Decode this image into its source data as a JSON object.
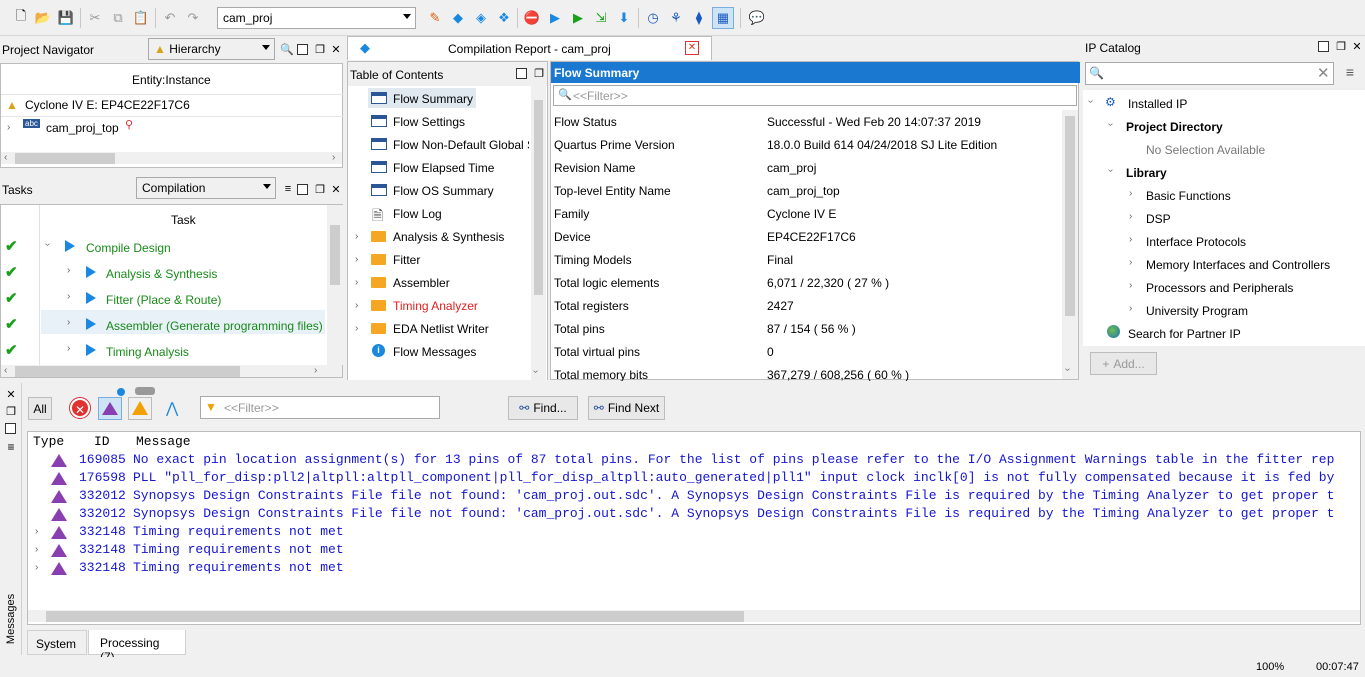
{
  "toolbar": {
    "project_combo": "cam_proj"
  },
  "project_navigator": {
    "title": "Project Navigator",
    "view": "Hierarchy",
    "column": "Entity:Instance",
    "device": "Cyclone IV E: EP4CE22F17C6",
    "top_entity": "cam_proj_top"
  },
  "tasks": {
    "title": "Tasks",
    "flow": "Compilation",
    "column": "Task",
    "items": [
      {
        "label": "Compile Design",
        "status": "done"
      },
      {
        "label": "Analysis & Synthesis",
        "status": "done"
      },
      {
        "label": "Fitter (Place & Route)",
        "status": "done"
      },
      {
        "label": "Assembler (Generate programming files)",
        "status": "done"
      },
      {
        "label": "Timing Analysis",
        "status": "done"
      }
    ]
  },
  "report": {
    "tab_title": "Compilation Report - cam_proj",
    "toc_title": "Table of Contents",
    "toc": [
      "Flow Summary",
      "Flow Settings",
      "Flow Non-Default Global S",
      "Flow Elapsed Time",
      "Flow OS Summary",
      "Flow Log",
      "Analysis & Synthesis",
      "Fitter",
      "Assembler",
      "Timing Analyzer",
      "EDA Netlist Writer",
      "Flow Messages"
    ],
    "summary_title": "Flow Summary",
    "filter_placeholder": "<<Filter>>",
    "rows": [
      {
        "k": "Flow Status",
        "v": "Successful - Wed Feb 20 14:07:37 2019"
      },
      {
        "k": "Quartus Prime Version",
        "v": "18.0.0 Build 614 04/24/2018 SJ Lite Edition"
      },
      {
        "k": "Revision Name",
        "v": "cam_proj"
      },
      {
        "k": "Top-level Entity Name",
        "v": "cam_proj_top"
      },
      {
        "k": "Family",
        "v": "Cyclone IV E"
      },
      {
        "k": "Device",
        "v": "EP4CE22F17C6"
      },
      {
        "k": "Timing Models",
        "v": "Final"
      },
      {
        "k": "Total logic elements",
        "v": "6,071 / 22,320 ( 27 % )"
      },
      {
        "k": "Total registers",
        "v": "2427"
      },
      {
        "k": "Total pins",
        "v": "87 / 154 ( 56 % )"
      },
      {
        "k": "Total virtual pins",
        "v": "0"
      },
      {
        "k": "Total memory bits",
        "v": "367,279 / 608,256 ( 60 % )"
      }
    ]
  },
  "ip_catalog": {
    "title": "IP Catalog",
    "installed": "Installed IP",
    "project_dir": "Project Directory",
    "no_selection": "No Selection Available",
    "library": "Library",
    "library_items": [
      "Basic Functions",
      "DSP",
      "Interface Protocols",
      "Memory Interfaces and Controllers",
      "Processors and Peripherals",
      "University Program"
    ],
    "partner": "Search for Partner IP",
    "add": "Add..."
  },
  "messages": {
    "all": "All",
    "filter_placeholder": "<<Filter>>",
    "find": "Find...",
    "find_next": "Find Next",
    "col_type": "Type",
    "col_id": "ID",
    "col_message": "Message",
    "side_label": "Messages",
    "rows": [
      {
        "id": "169085",
        "text": "No exact pin location assignment(s) for 13 pins of 87 total pins. For the list of pins please refer to the I/O Assignment Warnings table in the fitter rep"
      },
      {
        "id": "176598",
        "text": "PLL \"pll_for_disp:pll2|altpll:altpll_component|pll_for_disp_altpll:auto_generated|pll1\" input clock inclk[0] is not fully compensated because it is fed by"
      },
      {
        "id": "332012",
        "text": "Synopsys Design Constraints File file not found: 'cam_proj.out.sdc'. A Synopsys Design Constraints File is required by the Timing Analyzer to get proper t"
      },
      {
        "id": "332012",
        "text": "Synopsys Design Constraints File file not found: 'cam_proj.out.sdc'. A Synopsys Design Constraints File is required by the Timing Analyzer to get proper t"
      },
      {
        "id": "332148",
        "text": "Timing requirements not met"
      },
      {
        "id": "332148",
        "text": "Timing requirements not met"
      },
      {
        "id": "332148",
        "text": "Timing requirements not met"
      }
    ],
    "tabs": [
      "System",
      "Processing (7)"
    ]
  },
  "status": {
    "zoom": "100%",
    "time": "00:07:47"
  }
}
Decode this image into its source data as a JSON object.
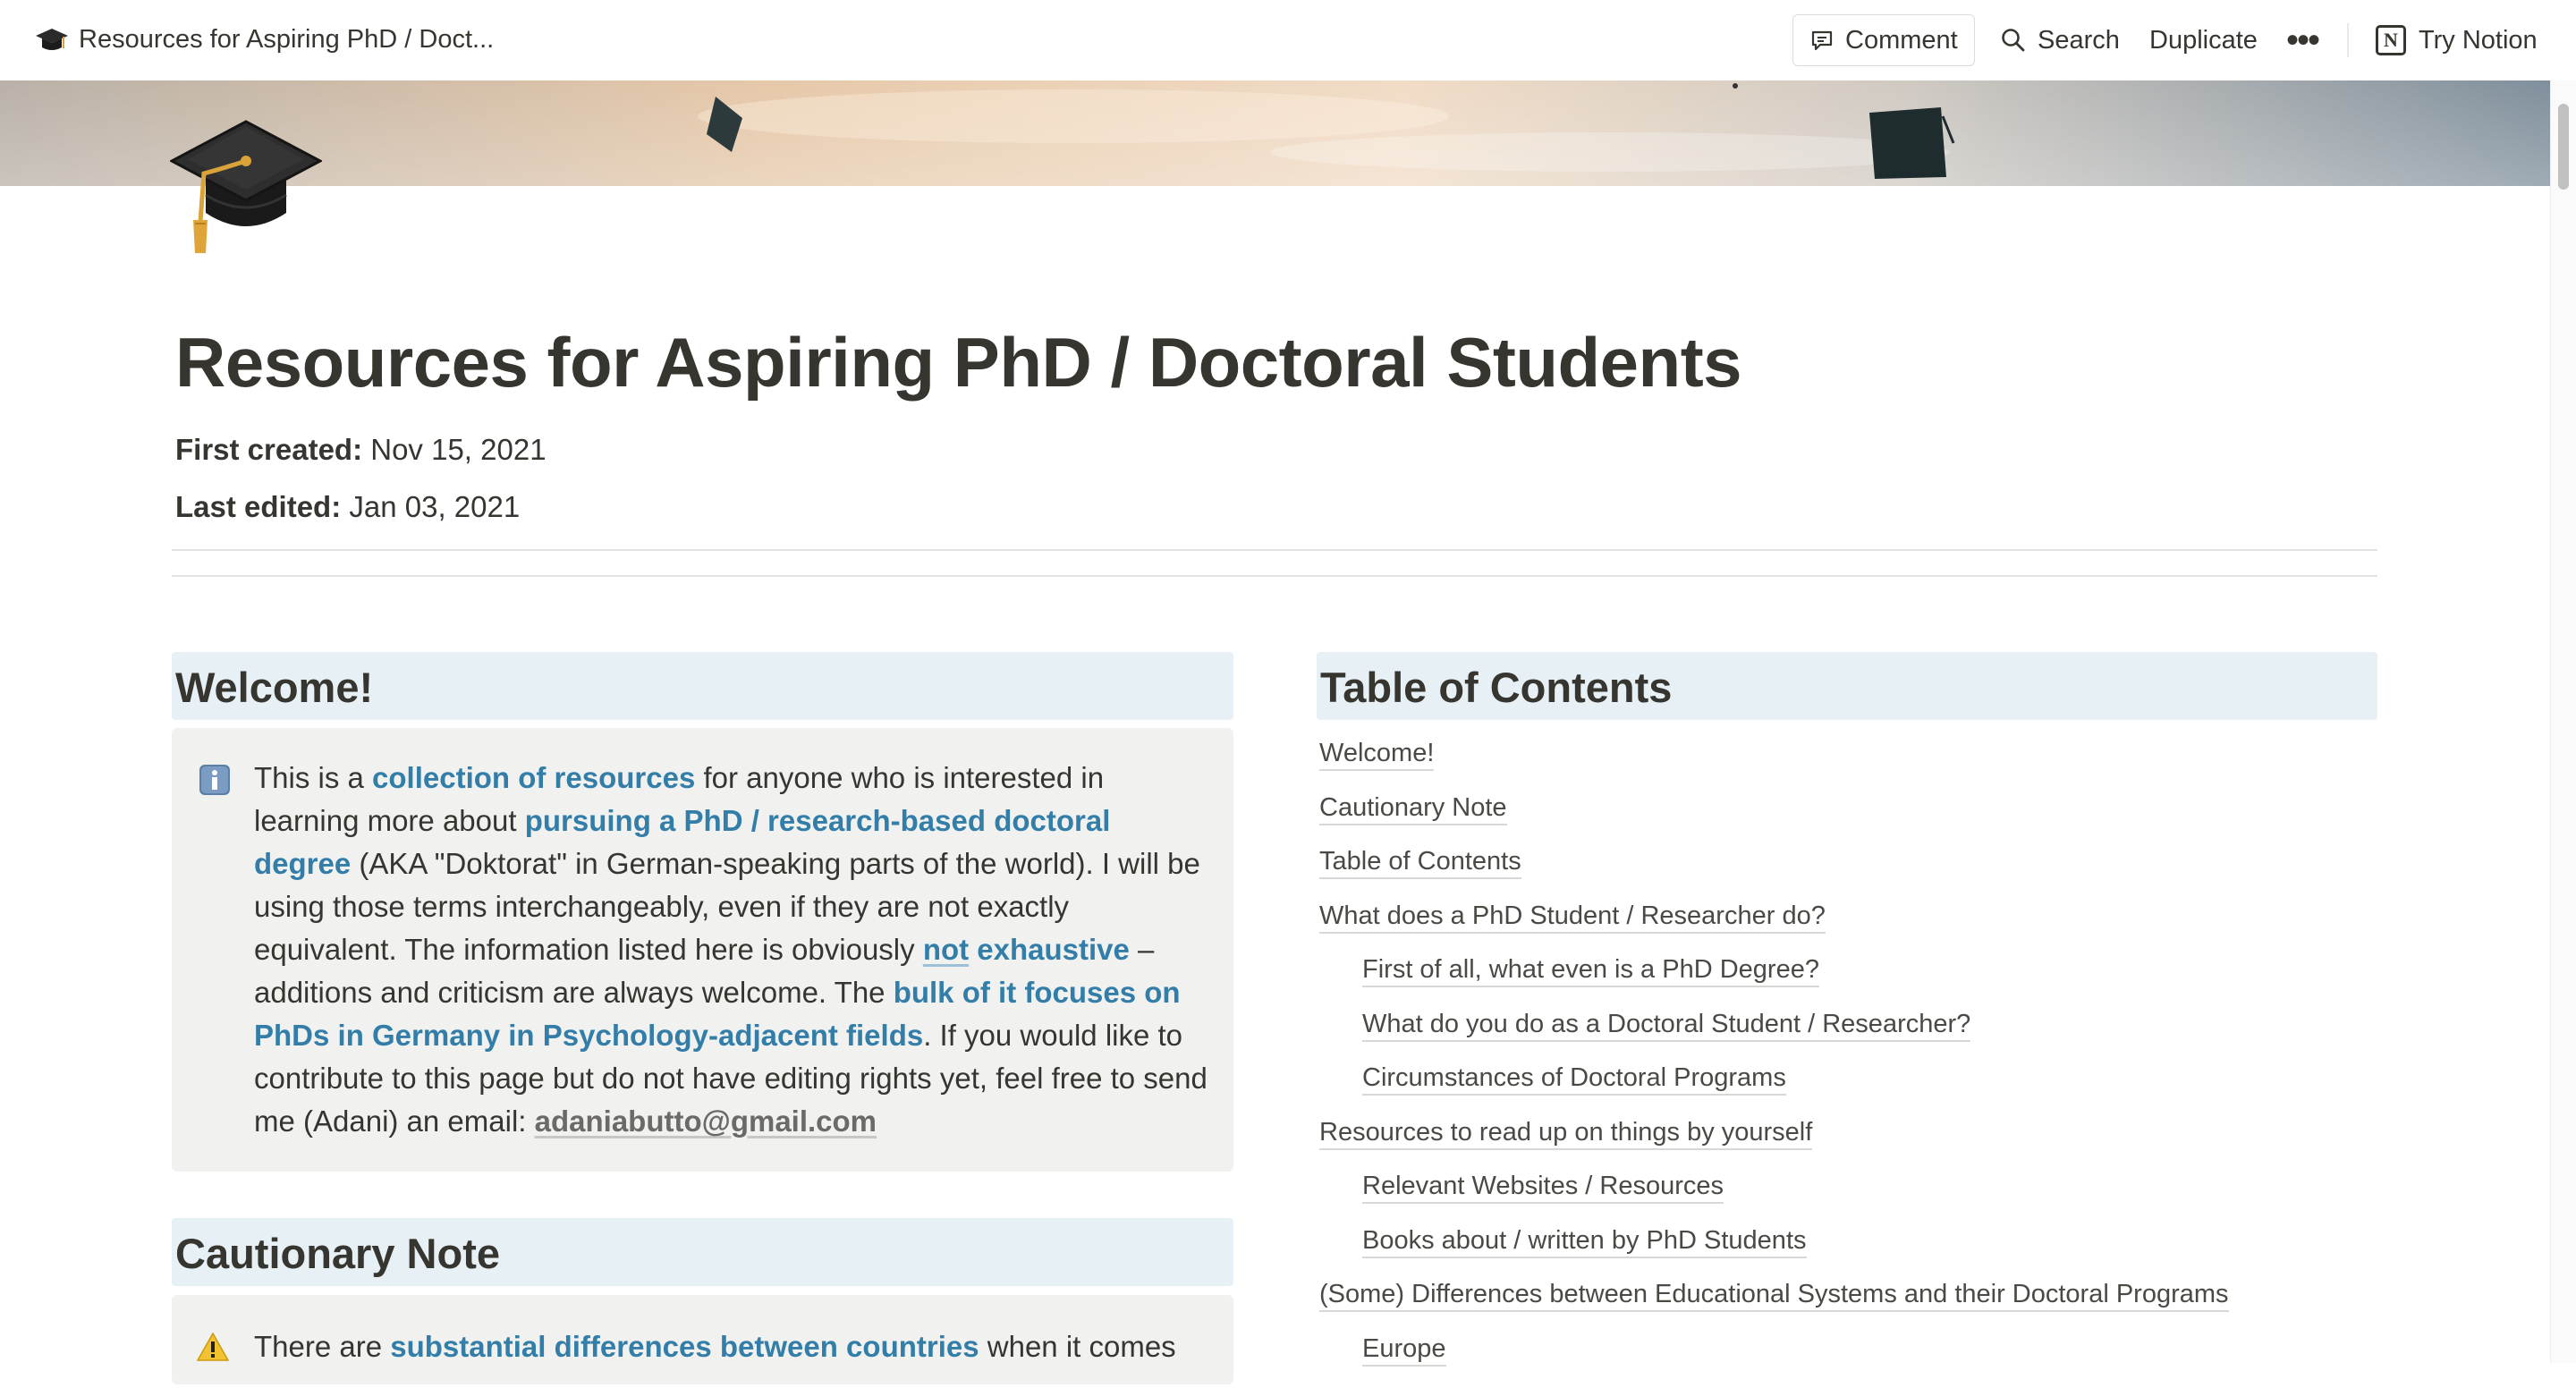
{
  "topbar": {
    "breadcrumb_title": "Resources for Aspiring PhD / Doct...",
    "comment_label": "Comment",
    "search_label": "Search",
    "duplicate_label": "Duplicate",
    "more_label": "•••",
    "try_notion_label": "Try Notion",
    "notion_logo": "N"
  },
  "page": {
    "title": "Resources for Aspiring PhD / Doctoral Students",
    "icon": "graduation-cap-icon",
    "meta": [
      {
        "label": "First created:",
        "value": "Nov 15, 2021"
      },
      {
        "label": "Last edited:",
        "value": "Jan 03, 2021"
      }
    ]
  },
  "welcome": {
    "heading": "Welcome!",
    "icon": "info-icon",
    "t1": "This is a ",
    "l1": "collection of resources",
    "t2": " for anyone who is interested in learning more about ",
    "l2": "pursuing a PhD / research-based doctoral degree",
    "t3": " (AKA \"Doktorat\" in German-speaking parts of the world). I will be using those terms interchangeably, even if they are not exactly equivalent. The information listed here is obviously ",
    "l3a": "not",
    "l3b": " exhaustive",
    "t4": " – additions and criticism are always welcome. The ",
    "l4": "bulk of it focuses on PhDs in Germany in Psychology-adjacent fields",
    "t5": ". If you would like to contribute to this page but do not have editing rights yet, feel free to send me (Adani) an email: ",
    "email": "adaniabutto@gmail.com"
  },
  "caution": {
    "heading": "Cautionary Note",
    "icon": "warning-icon",
    "t1": "There are ",
    "l1": "substantial differences between countries",
    "t2": " when it comes"
  },
  "toc": {
    "heading": "Table of Contents",
    "items": [
      {
        "label": "Welcome!",
        "level": 1
      },
      {
        "label": "Cautionary Note",
        "level": 1
      },
      {
        "label": "Table of Contents",
        "level": 1
      },
      {
        "label": "What does a PhD Student / Researcher do?",
        "level": 1
      },
      {
        "label": "First of all, what even is a PhD Degree?",
        "level": 2
      },
      {
        "label": "What do you do as a Doctoral Student / Researcher?",
        "level": 2
      },
      {
        "label": "Circumstances of Doctoral Programs",
        "level": 2
      },
      {
        "label": "Resources to read up on things by yourself",
        "level": 1
      },
      {
        "label": "Relevant Websites / Resources",
        "level": 2
      },
      {
        "label": "Books about / written by PhD Students",
        "level": 2
      },
      {
        "label": "(Some) Differences between Educational Systems and their Doctoral Programs",
        "level": 1
      },
      {
        "label": "Europe",
        "level": 2
      }
    ]
  },
  "colors": {
    "text": "#37352f",
    "link_blue": "#337ea9",
    "heading_bg": "#e7f0f5",
    "callout_bg": "#f1f1ef"
  }
}
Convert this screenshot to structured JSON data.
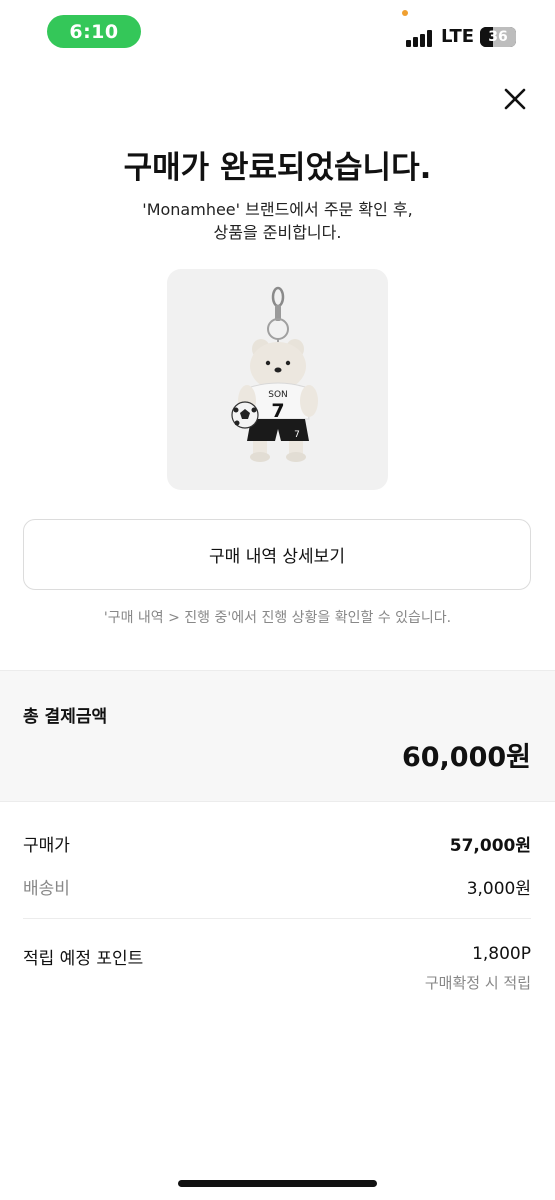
{
  "status_bar": {
    "time": "6:10",
    "network": "LTE",
    "battery": "36",
    "battery_level": 0.36,
    "accent_color": "#34c759"
  },
  "header": {
    "close_icon": "close-icon"
  },
  "confirmation": {
    "title": "구매가 완료되었습니다.",
    "subtitle_line1": "'Monamhee' 브랜드에서 주문 확인 후,",
    "subtitle_line2": "상품을 준비합니다."
  },
  "product": {
    "jersey_text": "SON",
    "jersey_number": "7"
  },
  "actions": {
    "detail_button_label": "구매 내역 상세보기",
    "hint": "'구매 내역 > 진행 중'에서 진행 상황을 확인할 수 있습니다."
  },
  "total": {
    "label": "총 결제금액",
    "value": "60,000원"
  },
  "breakdown": {
    "purchase_label": "구매가",
    "purchase_value": "57,000원",
    "shipping_label": "배송비",
    "shipping_value": "3,000원",
    "points_label": "적립 예정 포인트",
    "points_value": "1,800P",
    "points_note": "구매확정 시 적립"
  }
}
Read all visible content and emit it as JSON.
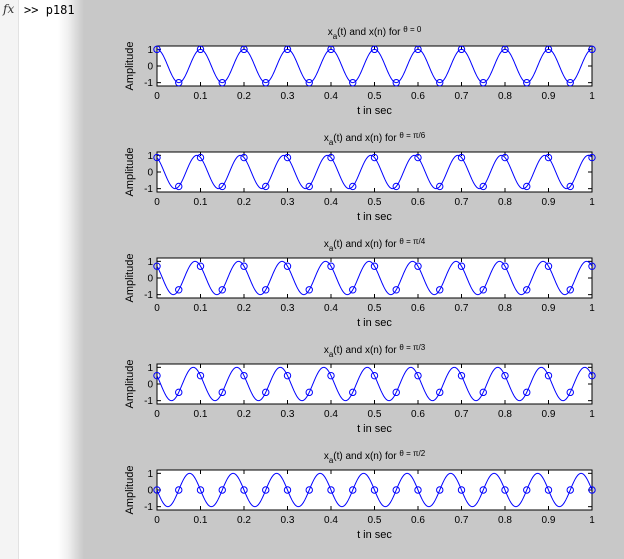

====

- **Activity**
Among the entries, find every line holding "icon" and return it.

- **Written reply**
    "icon": "graduation-cap-icon",
    "icon": "info-icon",
    "icon": "warning-icon",
    "close_icon": "close-icon"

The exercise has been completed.